Livestock farmers in Eastern Province have said that the government’s campaign to transform local breeds into cross-breeds has been successful.
In a mini survey carried out around different farms in Nyagatare district, it was discovered that in a farm of 30 cows about 70percent of them area cross-breeds, projecting that since the campaign’s inception in early 1995, it has registered tremendous impact on modern farming in the province.
Nyagatare district leads with the highest number of cows in the country, followed by Gatsibo and Kayonza districts in the same province.
According to veterinary officials in Eastern Province, the campaign left over 10, 000 cross-breeds in the province, leading to mass increase in milk production.
Dr. Justin Zimulinda, an official with Rwanda Agriculture Board (RAB) in Eastern Province said that the main focus of artificial insemination of local breeds, commonly known as Ankole cattle into cross and exotic cows was to increase milk production in the country.
“We are at a good level in other animals’ sources of production like meet, eggs and others. What we wanted was to increase milk production and the result has been true,” said Dr.Zimulinda.
According Dr. Zimulinda, the artificial insemination saw the number of local breeds being inseminated and produced between 50% and 75% cross breeds which increased milk production.
Before the campaign started, according to different farmers interviewed, the practice had been stuck on the culture of cattle nomadic pastoralism where massive sensitization was needed to facilitate them to switch to high milk-producing type of cows.

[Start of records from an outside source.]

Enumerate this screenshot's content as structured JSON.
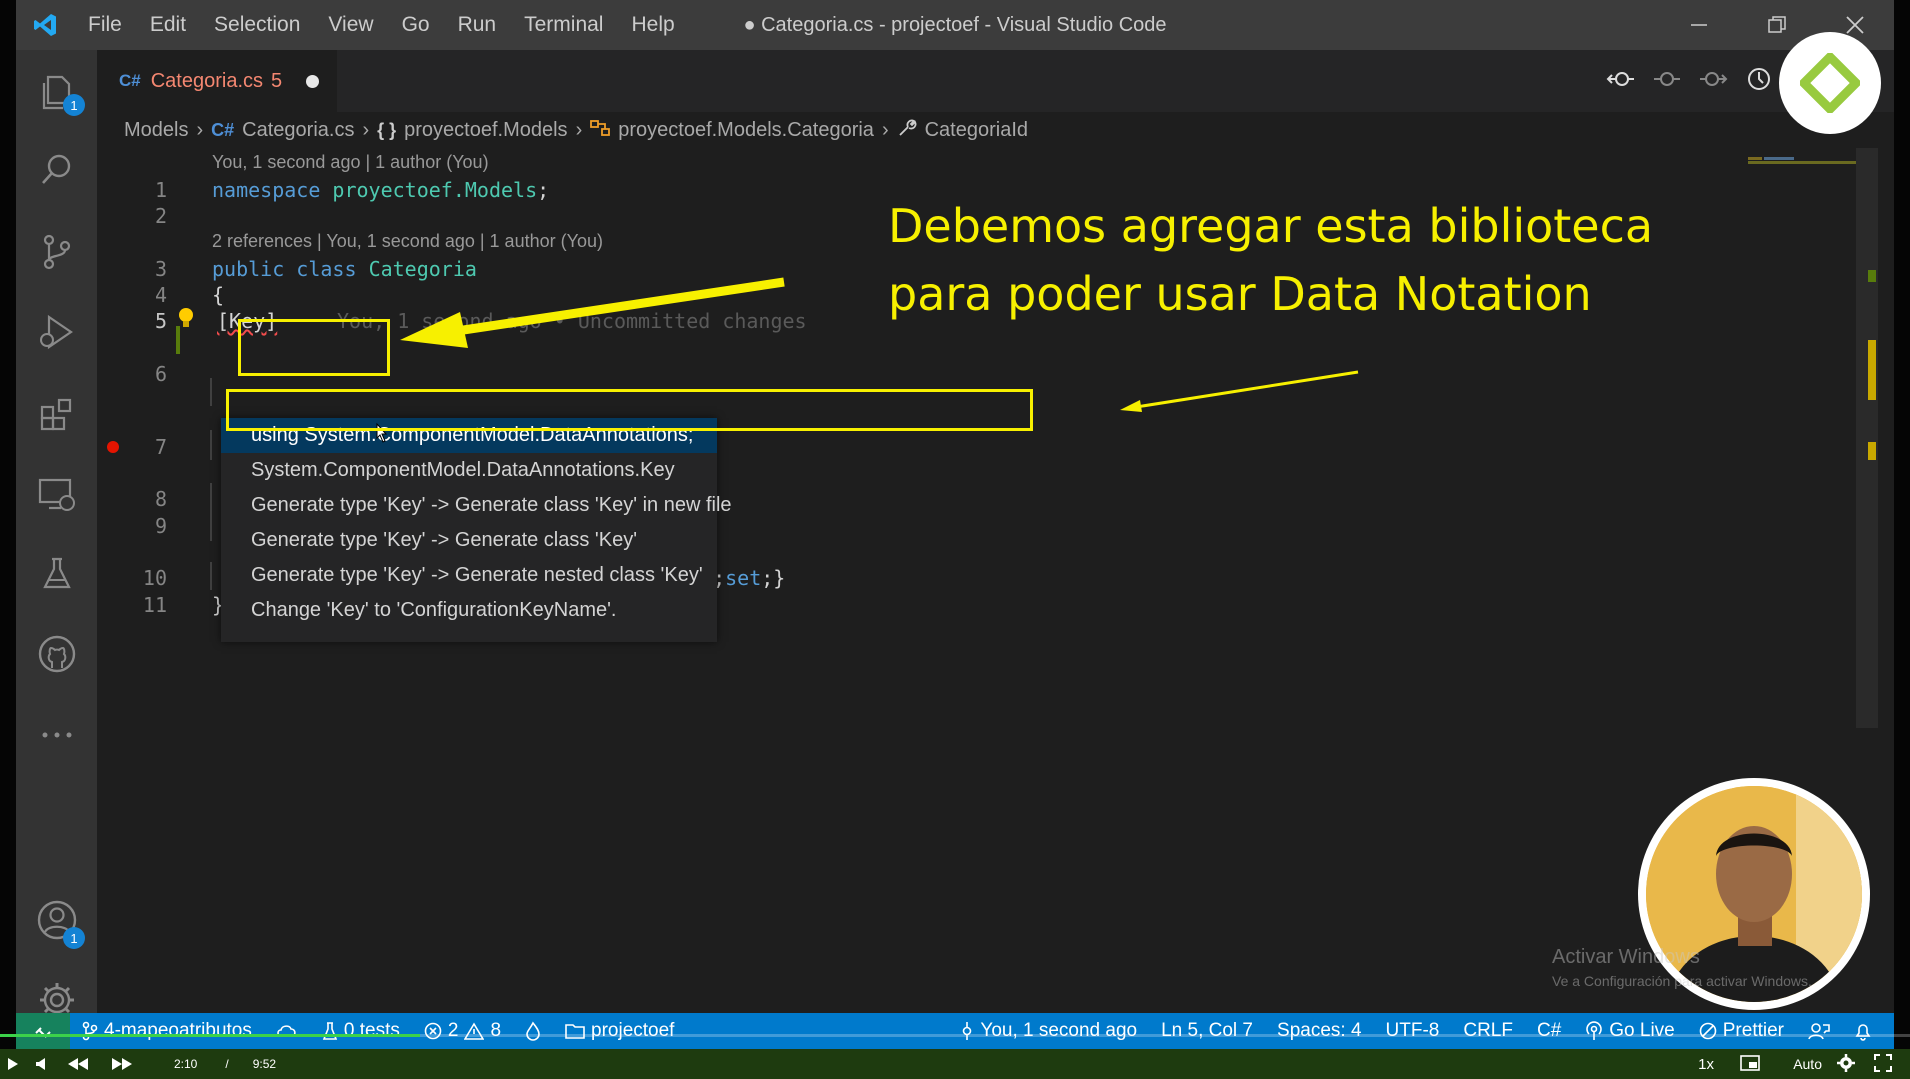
{
  "window": {
    "title": "● Categoria.cs - projectoef - Visual Studio Code",
    "menu": [
      "File",
      "Edit",
      "Selection",
      "View",
      "Go",
      "Run",
      "Terminal",
      "Help"
    ]
  },
  "activity_bar": {
    "explorer_badge": "1",
    "accounts_badge": "1"
  },
  "tab": {
    "name": "Categoria.cs",
    "problems": "5"
  },
  "breadcrumb": {
    "folder": "Models",
    "file_icon": "C#",
    "file": "Categoria.cs",
    "namespace_icon": "{ }",
    "namespace": "proyectoef.Models",
    "class": "proyectoef.Models.Categoria",
    "property": "CategoriaId"
  },
  "code": {
    "lens_1": "You, 1 second ago | 1 author (You)",
    "lens_2": "2 references | You, 1 second ago | 1 author (You)",
    "line_numbers": [
      "1",
      "2",
      "3",
      "4",
      "5",
      "6",
      "7",
      "8",
      "9",
      "10",
      "11"
    ],
    "line1_kw": "namespace",
    "line1_ns": "proyectoef.Models",
    "line1_end": ";",
    "line3_kw1": "public",
    "line3_kw2": "class",
    "line3_cls": "Categoria",
    "line4": "{",
    "line5_code": "[Key]",
    "line5_ghost": "You, 1 second ago • Uncommitted changes",
    "line10_tail_a": "et",
    "line10_tail_b": ";",
    "line10_tail_c": "set",
    "line10_tail_d": ";}",
    "line11": "}"
  },
  "quick_fix": {
    "items": [
      "using System.ComponentModel.DataAnnotations;",
      "System.ComponentModel.DataAnnotations.Key",
      "Generate type 'Key' -> Generate class 'Key' in new file",
      "Generate type 'Key' -> Generate class 'Key'",
      "Generate type 'Key' -> Generate nested class 'Key'",
      "Change 'Key' to 'ConfigurationKeyName'."
    ],
    "selected_index": 0
  },
  "annotation": {
    "line1": "Debemos agregar esta biblioteca",
    "line2": "para poder usar Data Notation",
    "color": "#f7f000"
  },
  "status_bar": {
    "branch": "4-mapeoatributos",
    "tests": "0 tests",
    "errors": "2",
    "warnings": "8",
    "folder": "projectoef",
    "blame": "You, 1 second ago",
    "position": "Ln 5, Col 7",
    "spaces": "Spaces: 4",
    "encoding": "UTF-8",
    "eol": "CRLF",
    "language": "C#",
    "go_live": "Go Live",
    "prettier": "Prettier",
    "color": "#007acc"
  },
  "player": {
    "current": "2:10",
    "separator": "/",
    "duration": "9:52",
    "progress": 0.22,
    "speed": "1x",
    "quality": "Auto"
  },
  "watermark": {
    "line1": "Activar Windows",
    "line2": "Ve a Configuración para activar Windows."
  }
}
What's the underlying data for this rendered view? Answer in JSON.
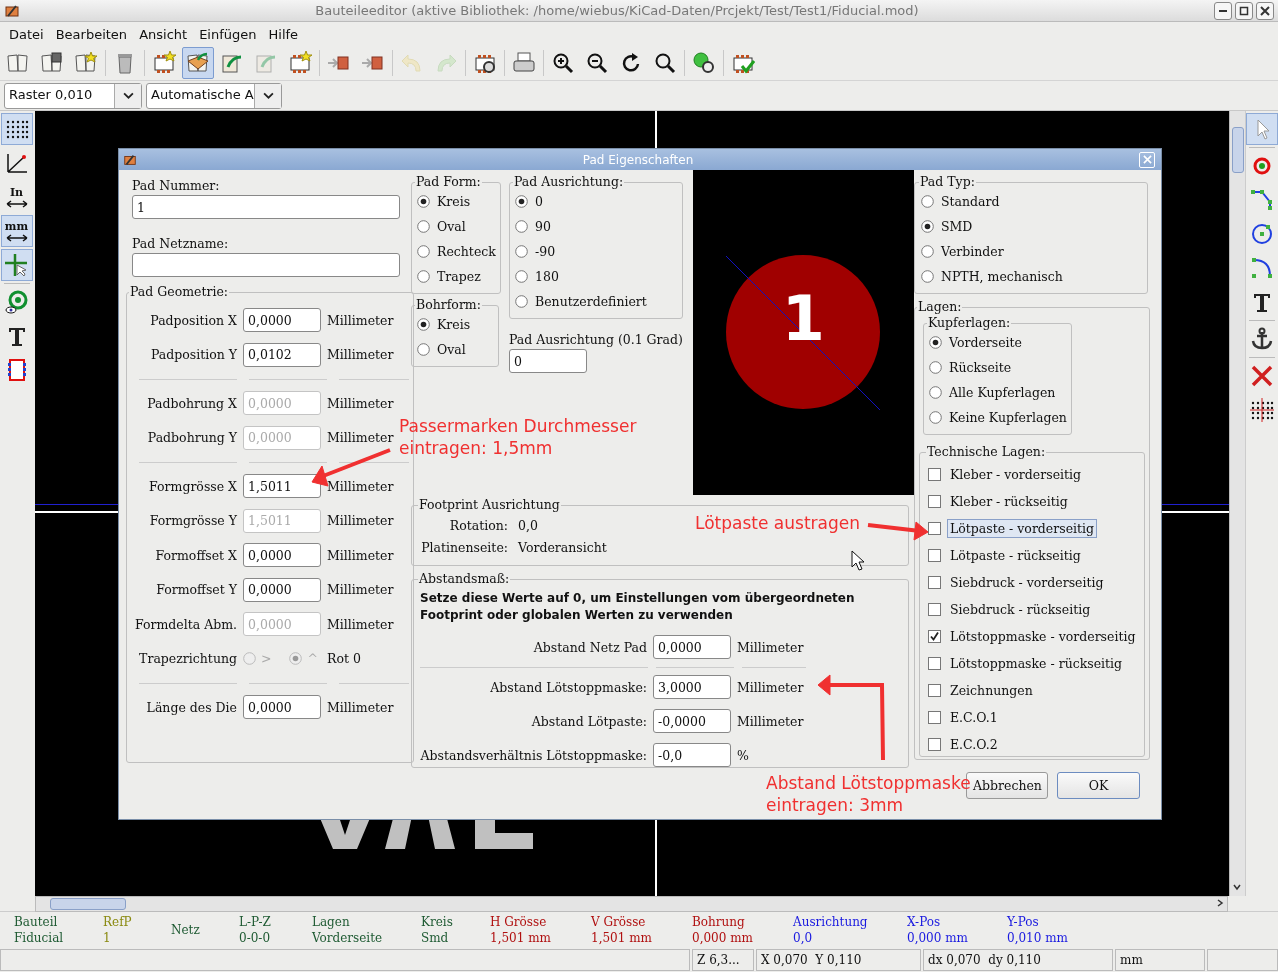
{
  "window": {
    "title": "Bauteileeditor (aktive Bibliothek: /home/wiebus/KiCad-Daten/Prcjekt/Test/Test1/Fiducial.mod)"
  },
  "menu": [
    "Datei",
    "Bearbeiten",
    "Ansicht",
    "Einfügen",
    "Hilfe"
  ],
  "toolbar": [
    {
      "selected": false,
      "disabled": false
    },
    {
      "selected": false,
      "disabled": false
    },
    {
      "selected": false,
      "disabled": false
    },
    {
      "selected": false,
      "disabled": false
    },
    {
      "selected": false,
      "disabled": false
    },
    {
      "selected": true,
      "disabled": false
    },
    {
      "selected": false,
      "disabled": false
    },
    {
      "selected": false,
      "disabled": true
    },
    {
      "selected": false,
      "disabled": false
    },
    {
      "selected": false,
      "disabled": false
    },
    {
      "selected": false,
      "disabled": false
    },
    {
      "selected": false,
      "disabled": true
    },
    {
      "selected": false,
      "disabled": true
    },
    {
      "selected": false,
      "disabled": false
    },
    {
      "selected": false,
      "disabled": false
    },
    {
      "selected": false,
      "disabled": false
    },
    {
      "selected": false,
      "disabled": false
    },
    {
      "selected": false,
      "disabled": false
    },
    {
      "selected": false,
      "disabled": false
    },
    {
      "selected": false,
      "disabled": false
    },
    {
      "selected": false,
      "disabled": false
    }
  ],
  "options_bar": {
    "grid": "Raster 0,010",
    "zoom": "Automatische A"
  },
  "left_toolbar": [
    {
      "selected": true
    },
    {
      "selected": false
    },
    {
      "selected": false,
      "label": "In"
    },
    {
      "selected": true,
      "label": "mm"
    },
    {
      "selected": true
    },
    {
      "selected": false
    },
    {
      "selected": false
    },
    {
      "selected": false
    }
  ],
  "right_toolbar": [
    {
      "selected": true
    },
    {
      "selected": false
    },
    {
      "selected": false
    },
    {
      "selected": false
    },
    {
      "selected": false
    },
    {
      "selected": false
    },
    {
      "selected": false
    },
    {
      "selected": false
    },
    {
      "selected": false
    }
  ],
  "dialog": {
    "title": "Pad Eigenschaften",
    "pad_number": {
      "label": "Pad Nummer:",
      "value": "1"
    },
    "net_name": {
      "label": "Pad Netzname:"
    },
    "geometry": {
      "title": "Pad Geometrie:",
      "rows": [
        {
          "kind": "field",
          "label": "Padposition X",
          "value": "0,0000",
          "unit": "Millimeter",
          "disabled": false
        },
        {
          "kind": "field",
          "label": "Padposition Y",
          "value": "0,0102",
          "unit": "Millimeter",
          "disabled": false
        },
        {
          "kind": "separator"
        },
        {
          "kind": "field",
          "label": "Padbohrung X",
          "value": "0,0000",
          "unit": "Millimeter",
          "disabled": true
        },
        {
          "kind": "field",
          "label": "Padbohrung Y",
          "value": "0,0000",
          "unit": "Millimeter",
          "disabled": true
        },
        {
          "kind": "separator"
        },
        {
          "kind": "field",
          "label": "Formgrösse X",
          "value": "1,5011",
          "unit": "Millimeter",
          "disabled": false
        },
        {
          "kind": "field",
          "label": "Formgrösse Y",
          "value": "1,5011",
          "unit": "Millimeter",
          "disabled": true
        },
        {
          "kind": "field",
          "label": "Formoffset X",
          "value": "0,0000",
          "unit": "Millimeter",
          "disabled": false
        },
        {
          "kind": "field",
          "label": "Formoffset Y",
          "value": "0,0000",
          "unit": "Millimeter",
          "disabled": false
        },
        {
          "kind": "field",
          "label": "Formdelta Abm.",
          "value": "0,0000",
          "unit": "Millimeter",
          "disabled": true
        },
        {
          "kind": "radios",
          "label": "Trapezrichtung",
          "disabled": true,
          "options": [
            {
              "label": ">",
              "selected": false
            },
            {
              "label": "^",
              "selected": true
            }
          ],
          "unit": "Rot 0"
        },
        {
          "kind": "separator"
        },
        {
          "kind": "field",
          "label": "Länge des Die",
          "value": "0,0000",
          "unit": "Millimeter",
          "disabled": false
        }
      ]
    },
    "pad_shape": {
      "title": "Pad Form:",
      "options": [
        {
          "label": "Kreis",
          "selected": true
        },
        {
          "label": "Oval",
          "selected": false
        },
        {
          "label": "Rechteck",
          "selected": false
        },
        {
          "label": "Trapez",
          "selected": false
        }
      ]
    },
    "drill_shape": {
      "title": "Bohrform:",
      "options": [
        {
          "label": "Kreis",
          "selected": true
        },
        {
          "label": "Oval",
          "selected": false
        }
      ]
    },
    "orientation": {
      "title": "Pad Ausrichtung:",
      "options": [
        {
          "label": "0",
          "selected": true
        },
        {
          "label": "90",
          "selected": false
        },
        {
          "label": "-90",
          "selected": false
        },
        {
          "label": "180",
          "selected": false
        },
        {
          "label": "Benutzerdefiniert",
          "selected": false
        }
      ]
    },
    "orientation_field": {
      "label": "Pad Ausrichtung (0.1 Grad)",
      "value": "0"
    },
    "preview": {
      "pad_label": "1"
    },
    "footprint": {
      "title": "Footprint Ausrichtung",
      "rows": [
        {
          "label": "Rotation:",
          "value": "0,0"
        },
        {
          "label": "Platinenseite:",
          "value": "Vorderansicht"
        }
      ]
    },
    "clearance": {
      "title": "Abstandsmaß:",
      "note": "Setze diese Werte auf 0, um Einstellungen vom übergeordneten Footprint oder globalen Werten zu verwenden",
      "rows": [
        {
          "kind": "field",
          "label": "Abstand Netz Pad",
          "value": "0,0000",
          "unit": "Millimeter"
        },
        {
          "kind": "separator"
        },
        {
          "kind": "field",
          "label": "Abstand Lötstoppmaske:",
          "value": "3,0000",
          "unit": "Millimeter"
        },
        {
          "kind": "field",
          "label": "Abstand Lötpaste:",
          "value": "-0,0000",
          "unit": "Millimeter"
        },
        {
          "kind": "field",
          "label": "Abstandsverhältnis Lötstoppmaske:",
          "value": "-0,0",
          "unit": "%"
        }
      ]
    },
    "pad_type": {
      "title": "Pad Typ:",
      "options": [
        {
          "label": "Standard",
          "selected": false
        },
        {
          "label": "SMD",
          "selected": true
        },
        {
          "label": "Verbinder",
          "selected": false
        },
        {
          "label": "NPTH, mechanisch",
          "selected": false
        }
      ]
    },
    "layers": {
      "title": "Lagen:",
      "copper": {
        "title": "Kupferlagen:",
        "options": [
          {
            "label": "Vorderseite",
            "selected": true
          },
          {
            "label": "Rückseite",
            "selected": false
          },
          {
            "label": "Alle Kupferlagen",
            "selected": false
          },
          {
            "label": "Keine Kupferlagen",
            "selected": false
          }
        ]
      },
      "technical": {
        "title": "Technische Lagen:",
        "items": [
          {
            "label": "Kleber - vorderseitig",
            "checked": false,
            "focused": false
          },
          {
            "label": "Kleber - rückseitig",
            "checked": false,
            "focused": false
          },
          {
            "label": "Lötpaste - vorderseitig",
            "checked": false,
            "focused": true
          },
          {
            "label": "Lötpaste - rückseitig",
            "checked": false,
            "focused": false
          },
          {
            "label": "Siebdruck - vorderseitig",
            "checked": false,
            "focused": false
          },
          {
            "label": "Siebdruck - rückseitig",
            "checked": false,
            "focused": false
          },
          {
            "label": "Lötstoppmaske - vorderseitig",
            "checked": true,
            "focused": false
          },
          {
            "label": "Lötstoppmaske - rückseitig",
            "checked": false,
            "focused": false
          },
          {
            "label": "Zeichnungen",
            "checked": false,
            "focused": false
          },
          {
            "label": "E.C.O.1",
            "checked": false,
            "focused": false
          },
          {
            "label": "E.C.O.2",
            "checked": false,
            "focused": false
          }
        ]
      }
    },
    "buttons": [
      {
        "label": "Abbrechen",
        "default": false
      },
      {
        "label": "OK",
        "default": true
      }
    ]
  },
  "annotations": [
    {
      "kind": "diameter",
      "text": "Passermarken Durchmesser\neintragen: 1,5mm"
    },
    {
      "kind": "paste",
      "text": "Lötpaste austragen"
    },
    {
      "kind": "mask",
      "text": "Abstand Lötstoppmaske\neintragen: 3mm"
    }
  ],
  "message_panel": [
    {
      "label": "Bauteil",
      "value": "Fiducial",
      "color": "#1e5a32"
    },
    {
      "label": "RefP",
      "value": "1",
      "color": "#8a8a10"
    },
    {
      "label": "Netz",
      "color": "#1e5a32"
    },
    {
      "label": "L-P-Z",
      "value": "0-0-0",
      "color": "#1e5a32"
    },
    {
      "label": "Lagen",
      "value": "Vorderseite",
      "color": "#1e5a32"
    },
    {
      "label": "Kreis",
      "value": "Smd",
      "color": "#1e5a32"
    },
    {
      "label": "H Grösse",
      "value": "1,501 mm",
      "color": "#b01010"
    },
    {
      "label": "V Grösse",
      "value": "1,501 mm",
      "color": "#b01010"
    },
    {
      "label": "Bohrung",
      "value": "0,000 mm",
      "color": "#b01010"
    },
    {
      "label": "Ausrichtung",
      "value": "0,0",
      "color": "#1a1ae0"
    },
    {
      "label": "X-Pos",
      "value": "0,000 mm",
      "color": "#1a1ae0"
    },
    {
      "label": "Y-Pos",
      "value": "0,010 mm",
      "color": "#1a1ae0"
    }
  ],
  "status_bar": {
    "zoom": "Z 6,3...",
    "position": "X 0,070  Y 0,110",
    "delta": "dx 0,070  dy 0,110",
    "units": "mm"
  }
}
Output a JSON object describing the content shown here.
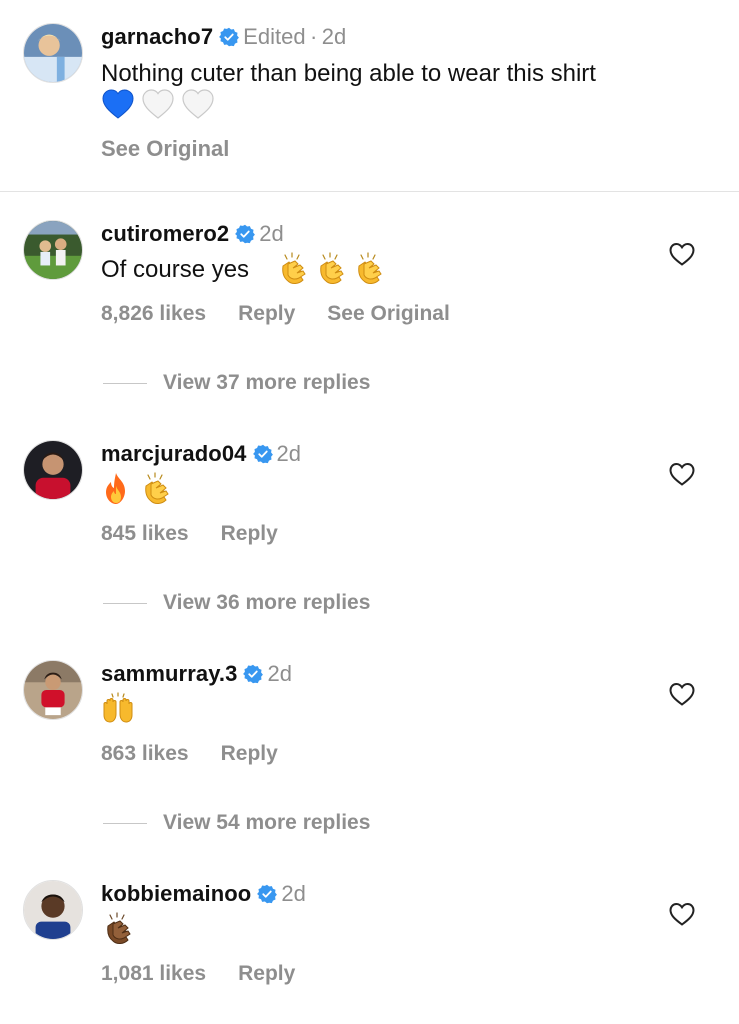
{
  "caption": {
    "username": "garnacho7",
    "edited": "Edited",
    "separator": "·",
    "time": "2d",
    "text": "Nothing cuter than being able to wear this shirt",
    "emojis": [
      "blue-heart",
      "white-heart",
      "white-heart"
    ],
    "see_original": "See Original"
  },
  "comments": [
    {
      "username": "cutiromero2",
      "time": "2d",
      "text": "Of course yes",
      "emojis": [
        "clapping-hands",
        "clapping-hands",
        "clapping-hands"
      ],
      "likes": "8,826 likes",
      "reply": "Reply",
      "see_original": "See Original",
      "view_replies": "View 37 more replies"
    },
    {
      "username": "marcjurado04",
      "time": "2d",
      "text": "",
      "emojis": [
        "fire",
        "clapping-hands"
      ],
      "likes": "845 likes",
      "reply": "Reply",
      "view_replies": "View 36 more replies"
    },
    {
      "username": "sammurray.3",
      "time": "2d",
      "text": "",
      "emojis": [
        "raising-hands"
      ],
      "likes": "863 likes",
      "reply": "Reply",
      "view_replies": "View 54 more replies"
    },
    {
      "username": "kobbiemainoo",
      "time": "2d",
      "text": "",
      "emojis": [
        "clapping-hands-dark"
      ],
      "likes": "1,081 likes",
      "reply": "Reply"
    }
  ],
  "colors": {
    "verified": "#3897f0",
    "muted": "#8e8e8e",
    "text": "#111111"
  }
}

“I owned over 100 local breeds before the campaign. But whenever dry season came, my cows would die and reduce to even 50 in a mere one year. But the campaign came and we were sensetised to switch to cross-breeds and production is now testifying,” said Ladislas Karamaga, a farmer in Rwempasha sector.
“At first we rejected the advice from Government on the fear that cross-breeds were expensive and high demanding compared local breeds…but after massive sensitization to adopt the new system of cross breeds that provided enough milk production, the journey has been successful and a big number of cross-breeds have been registered in the province.
We thank government for really deep thinking for us,” said a 70-year-old cattle farmer, Calixte Rwabyoma as he points at a number of cross-breeds he owns in his farm.
Jonas Munyaburanga, a local farmer in Rwimiyaga sector testified that he had 90 local breeds that only produced 20 litres of milk a day, but after he changed them into cross-breeds, he currently supplies over 80litres of milk a day from ten local breeds.
According to Dr.Zimulinda, as a result of artificial insemination in local breeds, milk production almost tripled compared to previous years.
“Before this campaign, milk production was at around 12, 000 litres but today, over 60,000 litres of milk are supplied by farmers,” he said.
Apart from increasing milk production in the province, the campaign also helped to reduce the number of cows that needed extensive land that is scarcity in the country.
“We are grazing on a very little piece of land compared to when we owned local breeds. This is also another positive impact,” a farmer said.
During the campaign to change local breeds into cross-breeds, a number of development partners played a crucial role in the campaign. Partners in the campaign include East Africa Diary Development project (EADD), and Former Umutara Community Resources and Infrastructure Development Programme (UCRIDP/PDRCIU), among others.